App and web page records:
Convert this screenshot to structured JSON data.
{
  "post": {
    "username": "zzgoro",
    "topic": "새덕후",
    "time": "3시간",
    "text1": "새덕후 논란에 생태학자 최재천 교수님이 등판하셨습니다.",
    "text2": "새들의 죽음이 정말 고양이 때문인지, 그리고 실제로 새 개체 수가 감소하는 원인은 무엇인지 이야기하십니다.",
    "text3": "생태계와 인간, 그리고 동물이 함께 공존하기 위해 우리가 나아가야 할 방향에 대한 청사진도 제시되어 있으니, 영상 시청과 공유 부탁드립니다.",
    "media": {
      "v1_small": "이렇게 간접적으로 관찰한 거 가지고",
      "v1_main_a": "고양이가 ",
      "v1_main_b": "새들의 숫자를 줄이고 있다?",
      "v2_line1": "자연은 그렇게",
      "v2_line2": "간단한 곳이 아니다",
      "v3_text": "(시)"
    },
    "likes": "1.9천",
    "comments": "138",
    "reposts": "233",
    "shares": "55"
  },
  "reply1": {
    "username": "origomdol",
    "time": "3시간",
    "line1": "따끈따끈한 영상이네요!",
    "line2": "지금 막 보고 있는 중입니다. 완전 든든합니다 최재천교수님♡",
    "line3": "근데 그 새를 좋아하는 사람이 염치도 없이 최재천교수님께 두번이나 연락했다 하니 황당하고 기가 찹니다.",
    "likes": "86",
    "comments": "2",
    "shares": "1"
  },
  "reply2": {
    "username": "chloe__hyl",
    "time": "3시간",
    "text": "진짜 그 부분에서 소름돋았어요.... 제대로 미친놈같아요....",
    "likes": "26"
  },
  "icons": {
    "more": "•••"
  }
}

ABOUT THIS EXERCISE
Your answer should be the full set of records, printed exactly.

COMPLETED EXERCISE
Convert this screenshot to structured JSON data.
{
  "post": {
    "username": "zzgoro",
    "topic": "새덕후",
    "time": "3시간",
    "text1": "새덕후 논란에 생태학자 최재천 교수님이 등판하셨습니다.",
    "text2": "새들의 죽음이 정말 고양이 때문인지, 그리고 실제로 새 개체 수가 감소하는 원인은 무엇인지 이야기하십니다.",
    "text3": "생태계와 인간, 그리고 동물이 함께 공존하기 위해 우리가 나아가야 할 방향에 대한 청사진도 제시되어 있으니, 영상 시청과 공유 부탁드립니다.",
    "media": {
      "v1_small": "이렇게 간접적으로 관찰한 거 가지고",
      "v1_main_a": "고양이가 ",
      "v1_main_b": "새들의 숫자를 줄이고 있다?",
      "v2_line1": "자연은 그렇게",
      "v2_line2": "간단한 곳이 아니다",
      "v3_text": "(시)"
    },
    "likes": "1.9천",
    "comments": "138",
    "reposts": "233",
    "shares": "55"
  },
  "reply1": {
    "username": "origomdol",
    "time": "3시간",
    "line1": "따끈따끈한 영상이네요!",
    "line2": "지금 막 보고 있는 중입니다. 완전 든든합니다 최재천교수님♡",
    "line3": "근데 그 새를 좋아하는 사람이 염치도 없이 최재천교수님께 두번이나 연락했다 하니 황당하고 기가 찹니다.",
    "likes": "86",
    "comments": "2",
    "shares": "1"
  },
  "reply2": {
    "username": "chloe__hyl",
    "time": "3시간",
    "text": "진짜 그 부분에서 소름돋았어요.... 제대로 미친놈같아요....",
    "likes": "26"
  },
  "icons": {
    "more": "•••"
  }
}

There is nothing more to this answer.